The World Cycling Championship is an annual competition organized by the International Cycling Federation, since 1927 for men and since 1958 for women. The championship is held at the end of the sports season and includes a series of road racing competitions, such as tropical races and races against the clock, in adult and young classes and under 23 years.
During the tournament, the cyclists compete in their national teams, unlike the World Orbiter, where teams compete.
The competition, in each category separately, gives a winner's shirt to the winner throughout the following season.

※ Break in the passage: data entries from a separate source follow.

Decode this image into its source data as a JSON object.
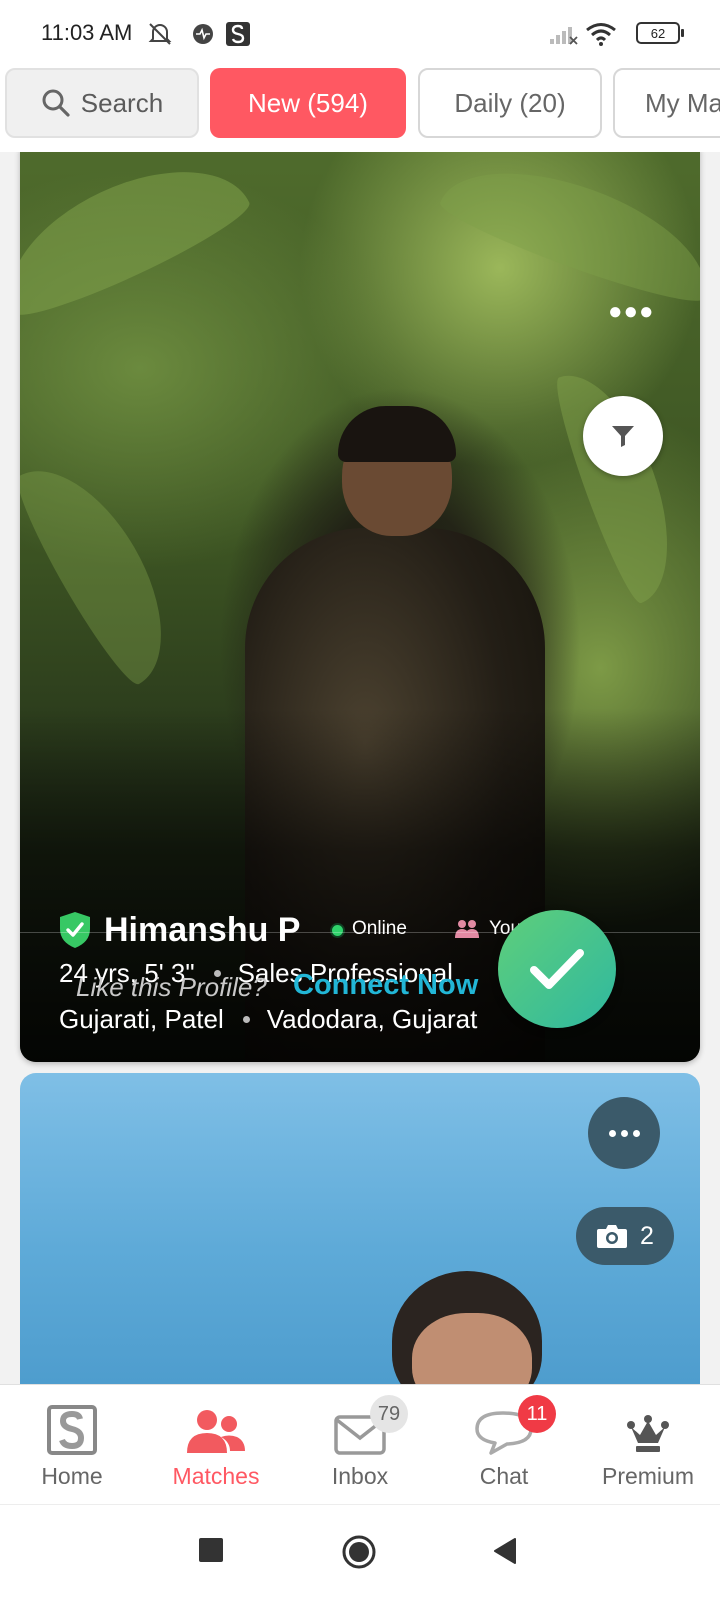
{
  "status_bar": {
    "time": "11:03 AM",
    "battery": "62",
    "icons": [
      "bell-off-icon",
      "activity-icon",
      "app-s-icon",
      "signal-icon",
      "wifi-icon",
      "battery-icon"
    ]
  },
  "tabs": [
    {
      "label": "Search",
      "icon": "search-icon",
      "active": false
    },
    {
      "label": "New (594)",
      "active": true
    },
    {
      "label": "Daily (20)",
      "active": false
    },
    {
      "label": "My Ma",
      "active": false
    }
  ],
  "profile_card": {
    "name": "Himanshu P",
    "verified_icon": "shield-check-icon",
    "online_label": "Online",
    "match_label": "You & Him",
    "age_height": "24 yrs, 5' 3\"",
    "profession": "Sales Professional",
    "community": "Gujarati, Patel",
    "location": "Vadodara, Gujarat",
    "like_prompt": "Like this Profile?",
    "connect_label": "Connect Now"
  },
  "second_card": {
    "photo_count": "2"
  },
  "bottom_nav": {
    "items": [
      {
        "label": "Home",
        "icon": "home-s-icon"
      },
      {
        "label": "Matches",
        "icon": "matches-icon",
        "active": true
      },
      {
        "label": "Inbox",
        "icon": "mail-icon",
        "badge": "79"
      },
      {
        "label": "Chat",
        "icon": "chat-icon",
        "badge": "11"
      },
      {
        "label": "Premium",
        "icon": "crown-icon"
      }
    ]
  },
  "colors": {
    "accent": "#ff5862",
    "connect_text": "#22b6d6",
    "online": "#2fd36b",
    "badge_red": "#f03a45"
  }
}
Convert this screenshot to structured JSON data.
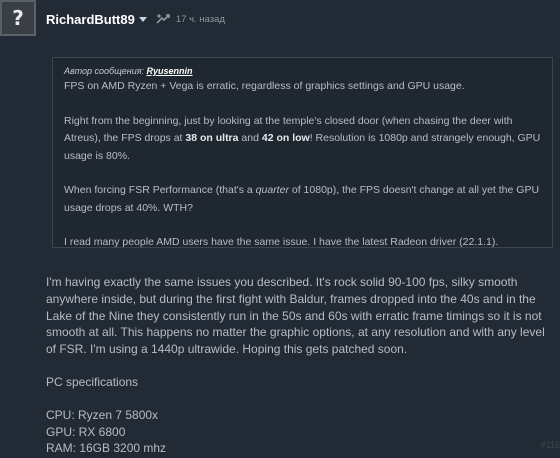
{
  "avatar": {
    "glyph": "?"
  },
  "author": {
    "name": "RichardButt89",
    "time": "17 ч. назад"
  },
  "quote": {
    "header_prefix": "Автор сообщения:",
    "header_name": "Ryusennin",
    "line1": "FPS on AMD Ryzen + Vega is erratic, regardless of graphics settings and GPU usage.",
    "p2_a": "Right from the beginning, just by looking at the temple's closed door (when chasing the deer with Atreus), the FPS drops at ",
    "p2_b": "38 on ultra",
    "p2_c": " and ",
    "p2_d": "42 on low",
    "p2_e": "! Resolution is 1080p and strangely enough, GPU usage is 80%.",
    "p3_a": "When forcing FSR Performance (that's a ",
    "p3_b": "quarter",
    "p3_c": " of 1080p), the FPS doesn't change at all yet the GPU usage drops at 40%. WTH?",
    "p4": "I read many people AMD users have the same issue. I have the latest Radeon driver (22.1.1)."
  },
  "body": {
    "p1": "I'm having exactly the same issues you described. It's rock solid 90-100 fps, silky smooth anywhere inside, but during the first fight with Baldur, frames dropped into the 40s and in the Lake of the Nine they consistently run in the 50s and 60s with erratic frame timings so it is not smooth at all. This happens no matter the graphic options, at any resolution and with any level of FSR. I'm using a 1440p ultrawide. Hoping this gets patched soon.",
    "p2": "PC specifications",
    "cpu": "CPU: Ryzen 7 5800x",
    "gpu": "GPU: RX 6800",
    "ram": "RAM: 16GB 3200 mhz"
  },
  "post_number": "#116",
  "icons": {
    "award": "award-icon",
    "dropdown": "chevron-down-icon"
  },
  "colors": {
    "background": "#222b35",
    "author": "#ffffff",
    "text": "#b6bcc2",
    "quote_border": "#3d4650"
  }
}
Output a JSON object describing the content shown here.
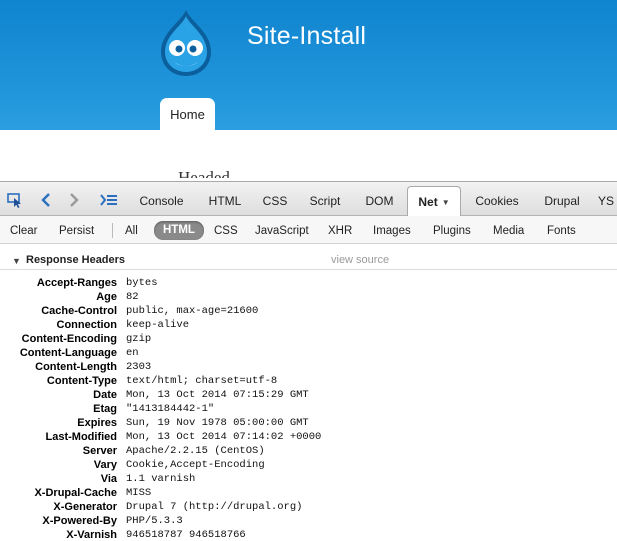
{
  "site": {
    "name": "Site-Install",
    "nav": {
      "home": "Home"
    },
    "heading_peek": "Headed"
  },
  "firebug": {
    "panel_tabs": [
      {
        "label": "Console"
      },
      {
        "label": "HTML"
      },
      {
        "label": "CSS"
      },
      {
        "label": "Script"
      },
      {
        "label": "DOM"
      },
      {
        "label": "Net",
        "active": true
      },
      {
        "label": "Cookies"
      },
      {
        "label": "Drupal"
      },
      {
        "label": "YS"
      }
    ],
    "subbar": {
      "clear": "Clear",
      "persist": "Persist",
      "filters": [
        "All",
        "HTML",
        "CSS",
        "JavaScript",
        "XHR",
        "Images",
        "Plugins",
        "Media",
        "Fonts"
      ],
      "selected_filter": "HTML"
    },
    "response_headers": {
      "title": "Response Headers",
      "view_source": "view source",
      "rows": [
        {
          "name": "Accept-Ranges",
          "value": "bytes"
        },
        {
          "name": "Age",
          "value": "82"
        },
        {
          "name": "Cache-Control",
          "value": "public, max-age=21600"
        },
        {
          "name": "Connection",
          "value": "keep-alive"
        },
        {
          "name": "Content-Encoding",
          "value": "gzip"
        },
        {
          "name": "Content-Language",
          "value": "en"
        },
        {
          "name": "Content-Length",
          "value": "2303"
        },
        {
          "name": "Content-Type",
          "value": "text/html; charset=utf-8"
        },
        {
          "name": "Date",
          "value": "Mon, 13 Oct 2014 07:15:29 GMT"
        },
        {
          "name": "Etag",
          "value": "\"1413184442-1\""
        },
        {
          "name": "Expires",
          "value": "Sun, 19 Nov 1978 05:00:00 GMT"
        },
        {
          "name": "Last-Modified",
          "value": "Mon, 13 Oct 2014 07:14:02 +0000"
        },
        {
          "name": "Server",
          "value": "Apache/2.2.15 (CentOS)"
        },
        {
          "name": "Vary",
          "value": "Cookie,Accept-Encoding"
        },
        {
          "name": "Via",
          "value": "1.1 varnish"
        },
        {
          "name": "X-Drupal-Cache",
          "value": "MISS"
        },
        {
          "name": "X-Generator",
          "value": "Drupal 7 (http://drupal.org)"
        },
        {
          "name": "X-Powered-By",
          "value": "PHP/5.3.3"
        },
        {
          "name": "X-Varnish",
          "value": "946518787 946518766"
        }
      ]
    }
  },
  "colors": {
    "header_blue": "#1f93d9",
    "toolbar_gray": "#dedede",
    "pill_gray": "#8a8a8a"
  },
  "icons": {
    "logo": "drupal-drop-logo",
    "inspect": "inspect-element-icon",
    "back": "back-arrow-icon",
    "forward": "forward-arrow-icon",
    "command_line": "command-line-icon",
    "twisty": "expanded-triangle-icon"
  }
}
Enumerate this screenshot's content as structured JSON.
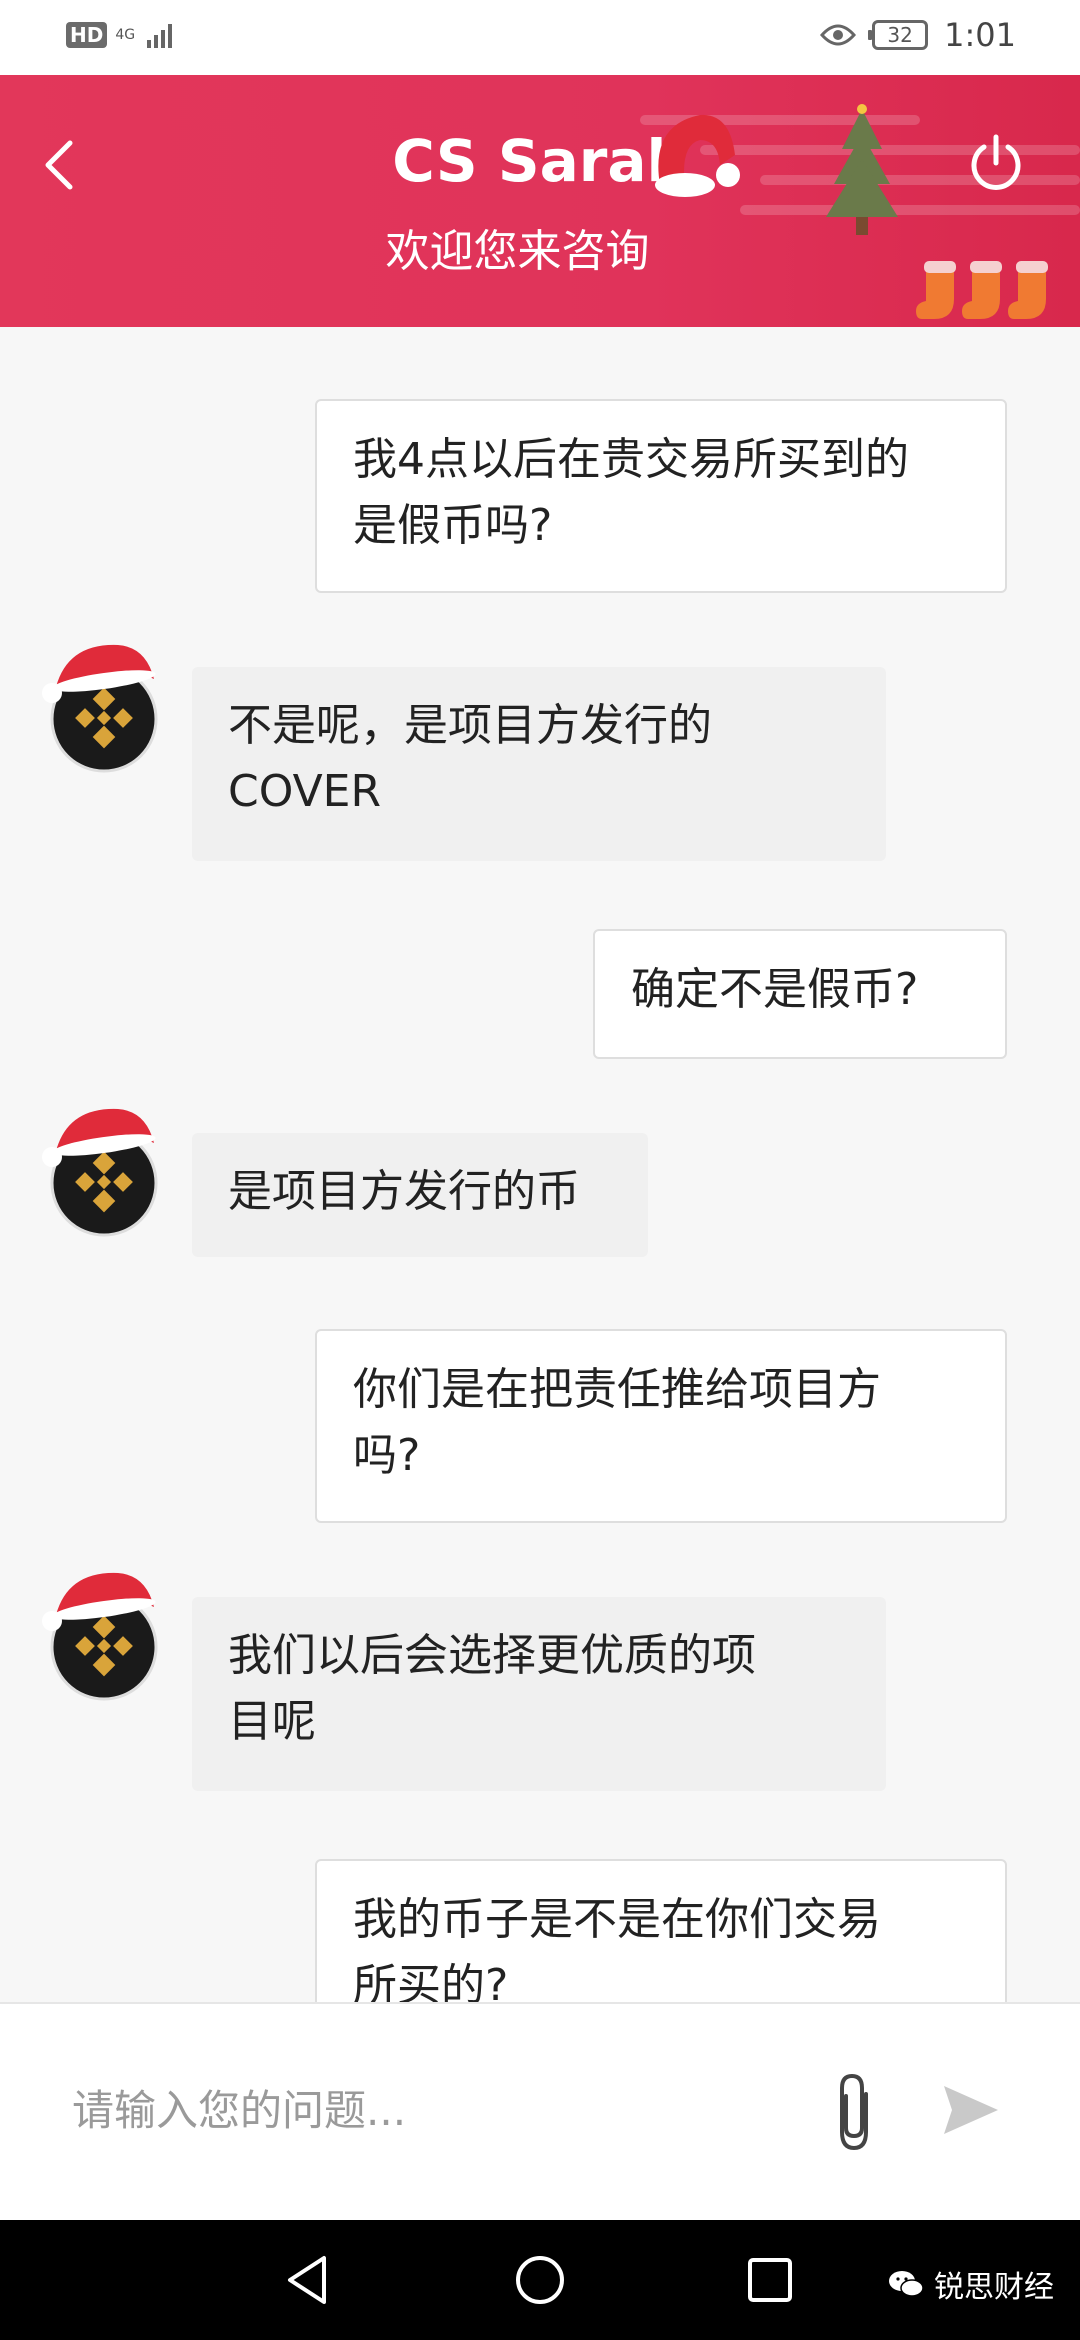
{
  "status_bar": {
    "hd": "HD",
    "network": "4G",
    "battery": "32",
    "time": "1:01"
  },
  "header": {
    "agent_name": "CS Sarah",
    "subtitle": "欢迎您来咨询",
    "accent_color": "#e2375a"
  },
  "chat": {
    "messages": [
      {
        "from": "user",
        "text": "我4点以后在贵交易所买到的\n是假币吗?"
      },
      {
        "from": "agent",
        "text": "不是呢，是项目方发行的\nCOVER"
      },
      {
        "from": "user",
        "text": "确定不是假币?"
      },
      {
        "from": "agent",
        "text": "是项目方发行的币"
      },
      {
        "from": "user",
        "text": "你们是在把责任推给项目方\n吗?"
      },
      {
        "from": "agent",
        "text": "我们以后会选择更优质的项\n目呢"
      },
      {
        "from": "user",
        "text": "我的币子是不是在你们交易\n所买的?"
      }
    ]
  },
  "input": {
    "placeholder": "请输入您的问题..."
  },
  "icons": {
    "back": "chevron-left-icon",
    "power": "power-icon",
    "attach": "paperclip-icon",
    "send": "send-icon"
  },
  "watermark": {
    "text": "锐思财经"
  }
}
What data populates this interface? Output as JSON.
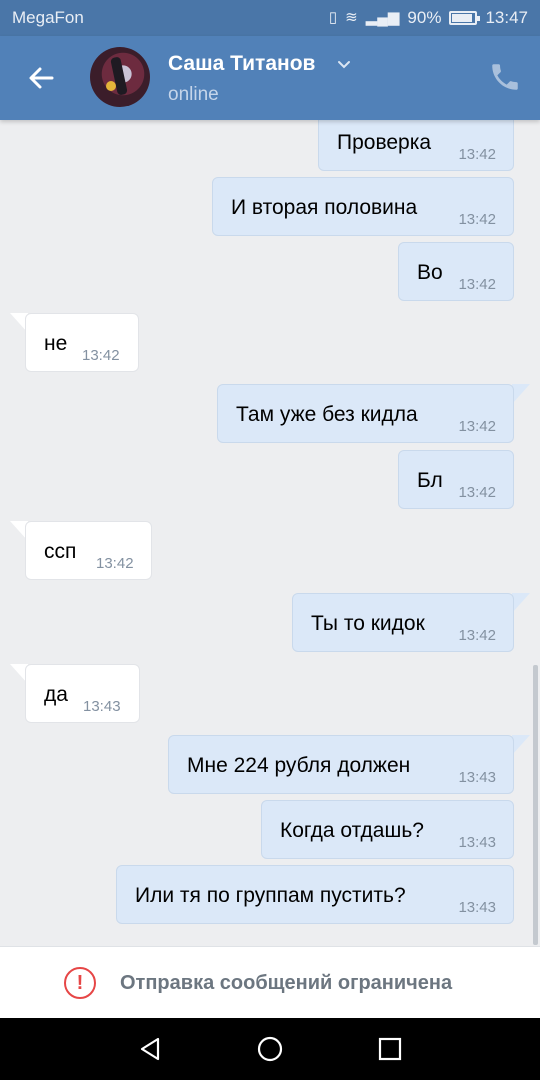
{
  "status_bar": {
    "carrier": "MegaFon",
    "battery": "90%",
    "battery_level": 0.9,
    "time": "13:47"
  },
  "header": {
    "name": "Саша Титанов",
    "status": "online"
  },
  "messages": [
    {
      "text": "Проверка",
      "time": "13:42",
      "dir": "out"
    },
    {
      "text": "И вторая половина",
      "time": "13:42",
      "dir": "out"
    },
    {
      "text": "Во",
      "time": "13:42",
      "dir": "out"
    },
    {
      "text": "не",
      "time": "13:42",
      "dir": "in"
    },
    {
      "text": "Там уже без кидла",
      "time": "13:42",
      "dir": "out"
    },
    {
      "text": "Бл",
      "time": "13:42",
      "dir": "out"
    },
    {
      "text": "ссп",
      "time": "13:42",
      "dir": "in"
    },
    {
      "text": "Ты то кидок",
      "time": "13:42",
      "dir": "out"
    },
    {
      "text": "да",
      "time": "13:43",
      "dir": "in"
    },
    {
      "text": "Мне 224 рубля должен",
      "time": "13:43",
      "dir": "out"
    },
    {
      "text": "Когда отдашь?",
      "time": "13:43",
      "dir": "out"
    },
    {
      "text": "Или тя по группам пустить?",
      "time": "13:43",
      "dir": "out"
    }
  ],
  "restriction": {
    "icon": "!",
    "text": "Отправка сообщений ограничена",
    "color": "#e64646"
  },
  "colors": {
    "header": "#5181b8",
    "status_bar": "#4a76a8",
    "outgoing_bubble": "#dbe8f8",
    "incoming_bubble": "#ffffff",
    "background": "#edeef0"
  },
  "icons": {
    "back": "arrow-left-icon",
    "dropdown": "chevron-down-icon",
    "call": "phone-icon",
    "nav_back": "triangle-back-icon",
    "nav_home": "circle-home-icon",
    "nav_recent": "square-recent-icon"
  }
}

Most riders win the world championship, Italian Alfredo Pinda, Belgians Ede Mirex, Rick Van Steinbergen and Spaniard Oscar Freire. The sport activity started in Egypt at the beginning of the 20 th century, specifically in 1920 through the Egyptian Clubs Association, which supervised the sport of athletics, swimming and cycling. The Egyptian Cycling Federation moved from the former federation in 1930 and registered its activities in the International Cycling Union in 1935. In 1940, the first Egyptian board of directors was appointed, consisting of Messrs. Fuad Pasha Anwar, Abdel Ghani Abidin and Mohsal El Bagouri. The Union's activity in this phase is concentrated in the cities of Cairo